Entries taken from a collection >>
- - - - - - -
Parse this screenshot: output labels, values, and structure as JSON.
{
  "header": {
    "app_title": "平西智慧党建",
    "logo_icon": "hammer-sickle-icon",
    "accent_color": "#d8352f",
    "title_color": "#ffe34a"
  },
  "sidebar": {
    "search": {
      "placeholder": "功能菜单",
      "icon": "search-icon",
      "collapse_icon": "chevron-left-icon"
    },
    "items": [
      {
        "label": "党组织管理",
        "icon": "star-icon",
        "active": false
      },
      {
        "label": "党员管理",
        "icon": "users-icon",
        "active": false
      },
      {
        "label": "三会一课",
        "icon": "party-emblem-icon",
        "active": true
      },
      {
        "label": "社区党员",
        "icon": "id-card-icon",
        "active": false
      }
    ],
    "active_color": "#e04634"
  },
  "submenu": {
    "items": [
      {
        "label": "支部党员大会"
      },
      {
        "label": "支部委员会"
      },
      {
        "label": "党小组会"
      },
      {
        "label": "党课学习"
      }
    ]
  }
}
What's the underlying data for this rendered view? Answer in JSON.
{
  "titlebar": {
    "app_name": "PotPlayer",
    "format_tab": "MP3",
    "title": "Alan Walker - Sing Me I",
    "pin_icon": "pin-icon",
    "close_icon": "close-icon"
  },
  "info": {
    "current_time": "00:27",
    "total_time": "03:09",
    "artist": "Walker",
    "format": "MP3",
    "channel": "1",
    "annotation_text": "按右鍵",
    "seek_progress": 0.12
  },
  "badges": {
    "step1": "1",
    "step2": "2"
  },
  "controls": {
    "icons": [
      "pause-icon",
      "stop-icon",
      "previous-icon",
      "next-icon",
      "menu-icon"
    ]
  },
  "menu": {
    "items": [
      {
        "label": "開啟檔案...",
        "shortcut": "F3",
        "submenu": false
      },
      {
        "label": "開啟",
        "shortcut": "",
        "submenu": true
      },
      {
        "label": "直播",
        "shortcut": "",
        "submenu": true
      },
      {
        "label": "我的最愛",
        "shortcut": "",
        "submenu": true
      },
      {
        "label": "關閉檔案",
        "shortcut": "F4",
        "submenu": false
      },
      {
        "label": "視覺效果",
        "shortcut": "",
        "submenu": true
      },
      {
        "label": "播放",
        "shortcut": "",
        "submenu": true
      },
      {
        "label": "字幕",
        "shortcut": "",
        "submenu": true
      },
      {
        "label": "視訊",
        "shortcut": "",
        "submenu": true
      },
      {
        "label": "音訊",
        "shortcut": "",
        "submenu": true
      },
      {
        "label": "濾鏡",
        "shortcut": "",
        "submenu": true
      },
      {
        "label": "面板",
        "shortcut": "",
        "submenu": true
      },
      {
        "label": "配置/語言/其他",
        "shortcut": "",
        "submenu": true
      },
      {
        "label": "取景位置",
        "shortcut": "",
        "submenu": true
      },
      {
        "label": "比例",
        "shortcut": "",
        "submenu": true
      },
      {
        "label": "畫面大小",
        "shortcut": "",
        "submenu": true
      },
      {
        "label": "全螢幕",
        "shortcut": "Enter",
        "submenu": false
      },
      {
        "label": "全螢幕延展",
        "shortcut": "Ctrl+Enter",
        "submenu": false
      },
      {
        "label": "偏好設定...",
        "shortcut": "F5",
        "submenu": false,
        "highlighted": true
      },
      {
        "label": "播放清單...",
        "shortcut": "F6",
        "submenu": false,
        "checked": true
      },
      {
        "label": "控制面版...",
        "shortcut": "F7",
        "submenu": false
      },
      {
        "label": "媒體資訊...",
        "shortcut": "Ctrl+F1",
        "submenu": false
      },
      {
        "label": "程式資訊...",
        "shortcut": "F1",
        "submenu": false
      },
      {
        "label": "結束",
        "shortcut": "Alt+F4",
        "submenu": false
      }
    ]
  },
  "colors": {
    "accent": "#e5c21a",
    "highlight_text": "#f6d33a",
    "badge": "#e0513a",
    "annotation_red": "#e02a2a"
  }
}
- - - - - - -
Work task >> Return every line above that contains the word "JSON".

Exercise result >>
Parse this screenshot: output labels, values, and structure as JSON.
What's the underlying data for this rendered view? Answer in JSON.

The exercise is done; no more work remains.